**Exercise objective**
Locate every line below that contains the word "label" and copy it.

[Records supplied — start]

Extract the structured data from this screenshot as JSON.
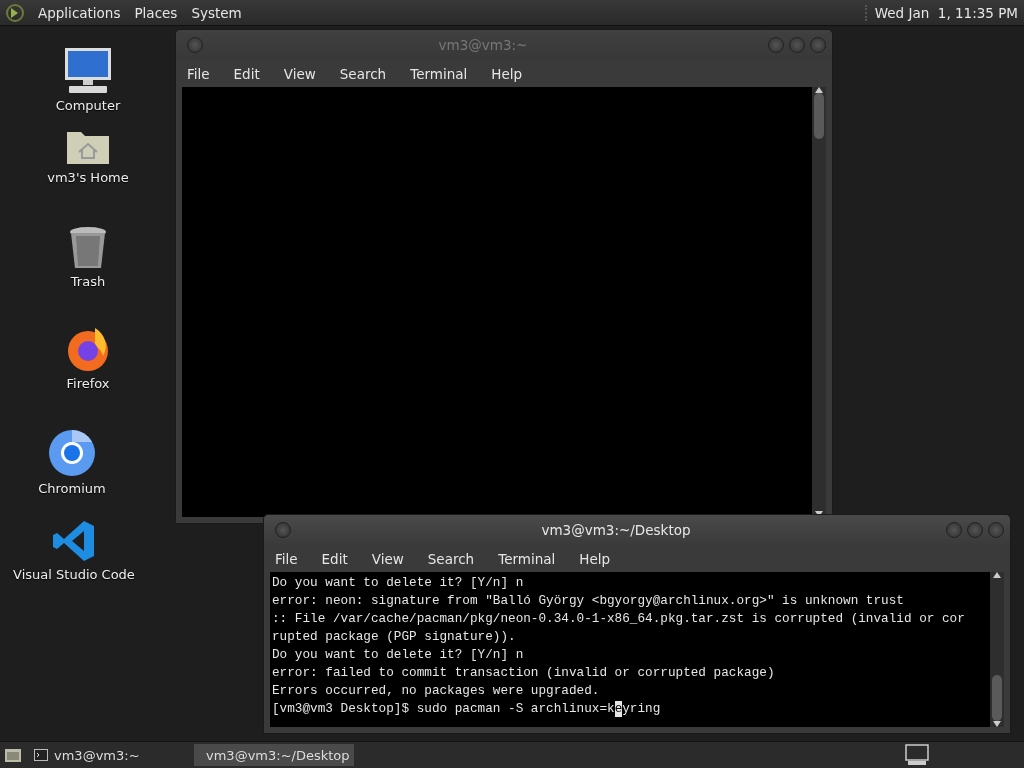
{
  "top_panel": {
    "menus": [
      "Applications",
      "Places",
      "System"
    ],
    "clock": "Wed Jan  1, 11:35 PM"
  },
  "desktop_icons": [
    {
      "kind": "computer",
      "label": "Computer"
    },
    {
      "kind": "home",
      "label": "vm3's Home"
    },
    {
      "kind": "trash",
      "label": "Trash"
    },
    {
      "kind": "firefox",
      "label": "Firefox"
    },
    {
      "kind": "chromium",
      "label": "Chromium"
    },
    {
      "kind": "vscode",
      "label": "Visual Studio Code"
    }
  ],
  "windows": [
    {
      "title": "vm3@vm3:~",
      "active": false,
      "menu": [
        "File",
        "Edit",
        "View",
        "Search",
        "Terminal",
        "Help"
      ]
    },
    {
      "title": "vm3@vm3:~/Desktop",
      "active": true,
      "menu": [
        "File",
        "Edit",
        "View",
        "Search",
        "Terminal",
        "Help"
      ],
      "lines": [
        "Do you want to delete it? [Y/n] n",
        "error: neon: signature from \"Balló György <bgyorgy@archlinux.org>\" is unknown trust",
        ":: File /var/cache/pacman/pkg/neon-0.34.0-1-x86_64.pkg.tar.zst is corrupted (invalid or cor",
        "rupted package (PGP signature)).",
        "Do you want to delete it? [Y/n] n",
        "error: failed to commit transaction (invalid or corrupted package)",
        "Errors occurred, no packages were upgraded."
      ],
      "input": {
        "before": "[vm3@vm3 Desktop]$ sudo pacman -S archlinux=k",
        "cursor": "e",
        "after": "yring"
      }
    }
  ],
  "taskbar": {
    "tasks": [
      {
        "label": "vm3@vm3:~",
        "selected": false
      },
      {
        "label": "vm3@vm3:~/Desktop",
        "selected": true
      }
    ]
  }
}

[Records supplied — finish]

**Written response**
      "label": "Computer"
      "label": "vm3's Home"
      "label": "Trash"
      "label": "Firefox"
      "label": "Chromium"
      "label": "Visual Studio Code"
        "label": "vm3@vm3:~",
        "label": "vm3@vm3:~/Desktop",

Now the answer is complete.